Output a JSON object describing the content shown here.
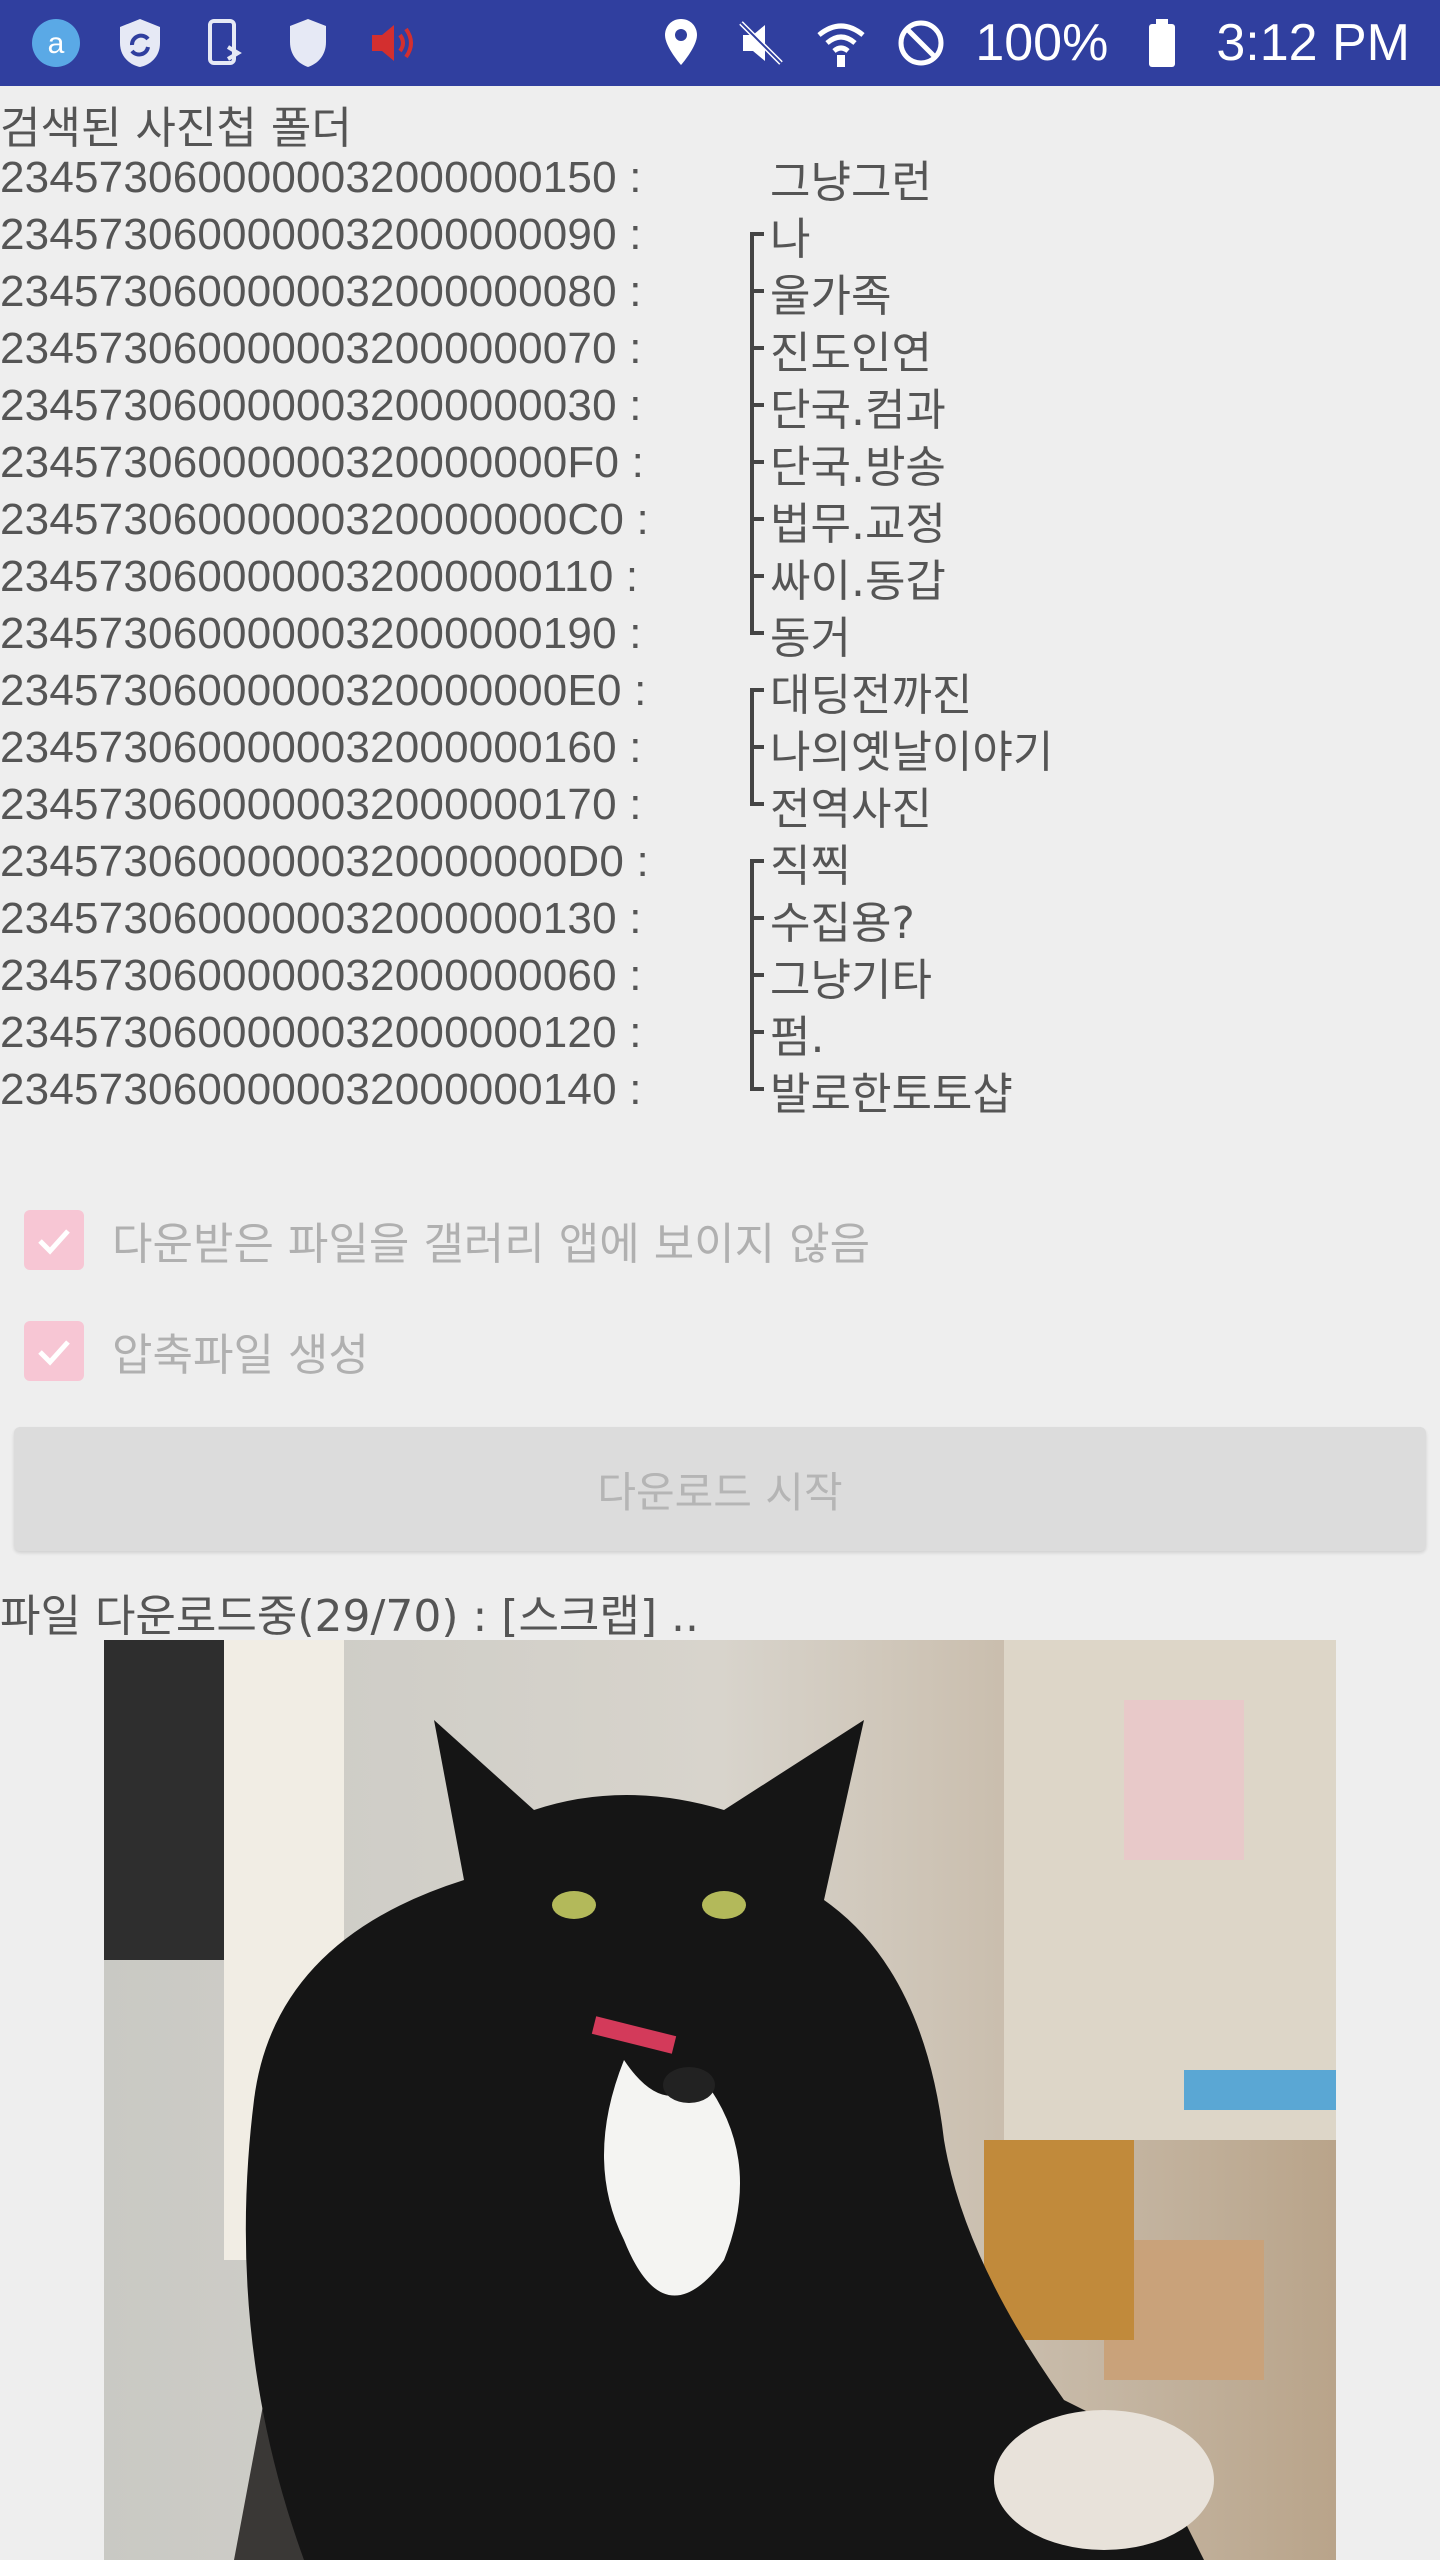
{
  "status_bar": {
    "battery": "100%",
    "time": "3:12 PM",
    "left_icons": [
      "app-a-icon",
      "shield-sync-icon",
      "phone-sync-icon",
      "shield-icon",
      "volume-red-icon"
    ],
    "right_icons": [
      "location-icon",
      "mute-icon",
      "wifi-call-icon",
      "block-icon",
      "battery-icon"
    ]
  },
  "folders": {
    "heading": "검색된 사진첩 폴더",
    "items": [
      {
        "id": "2345730600000032000000150 :",
        "name": "그냥그런",
        "tree": "none"
      },
      {
        "id": "2345730600000032000000090 :",
        "name": "나",
        "tree": "start"
      },
      {
        "id": "2345730600000032000000080 :",
        "name": "울가족",
        "tree": "mid"
      },
      {
        "id": "2345730600000032000000070 :",
        "name": "진도인연",
        "tree": "mid"
      },
      {
        "id": "2345730600000032000000030 :",
        "name": "단국.컴과",
        "tree": "mid"
      },
      {
        "id": "23457306000000320000000F0 :",
        "name": "단국.방송",
        "tree": "mid"
      },
      {
        "id": "23457306000000320000000C0 :",
        "name": "법무.교정",
        "tree": "mid"
      },
      {
        "id": "2345730600000032000000110 :",
        "name": "싸이.동갑",
        "tree": "mid"
      },
      {
        "id": "2345730600000032000000190 :",
        "name": "동거",
        "tree": "end"
      },
      {
        "id": "23457306000000320000000E0 :",
        "name": "대딩전까진",
        "tree": "start"
      },
      {
        "id": "2345730600000032000000160 :",
        "name": "나의옛날이야기",
        "tree": "mid"
      },
      {
        "id": "2345730600000032000000170 :",
        "name": "전역사진",
        "tree": "end"
      },
      {
        "id": "23457306000000320000000D0 :",
        "name": "직찍",
        "tree": "start"
      },
      {
        "id": "2345730600000032000000130 :",
        "name": "수집용?",
        "tree": "mid"
      },
      {
        "id": "2345730600000032000000060 :",
        "name": "그냥기타",
        "tree": "mid"
      },
      {
        "id": "2345730600000032000000120 :",
        "name": "펌.",
        "tree": "mid"
      },
      {
        "id": "2345730600000032000000140 :",
        "name": "발로한토토샵",
        "tree": "end"
      }
    ]
  },
  "options": {
    "hide_in_gallery": {
      "label": "다운받은 파일을 갤러리 앱에 보이지 않음",
      "checked": true
    },
    "create_zip": {
      "label": "압축파일 생성",
      "checked": true
    }
  },
  "download_button": {
    "label": "다운로드 시작",
    "enabled": false
  },
  "progress": {
    "text": "파일 다운로드중(29/70) : [스크랩] .."
  },
  "colors": {
    "status_bar": "#303f9f",
    "checkbox_accent": "#f7c6d4",
    "background": "#eeeeee"
  }
}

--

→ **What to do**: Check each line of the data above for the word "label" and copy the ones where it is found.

→ **Solution for this exercise**:
      "label": "다운받은 파일을 갤러리 앱에 보이지 않음",
      "label": "압축파일 생성",
    "label": "다운로드 시작",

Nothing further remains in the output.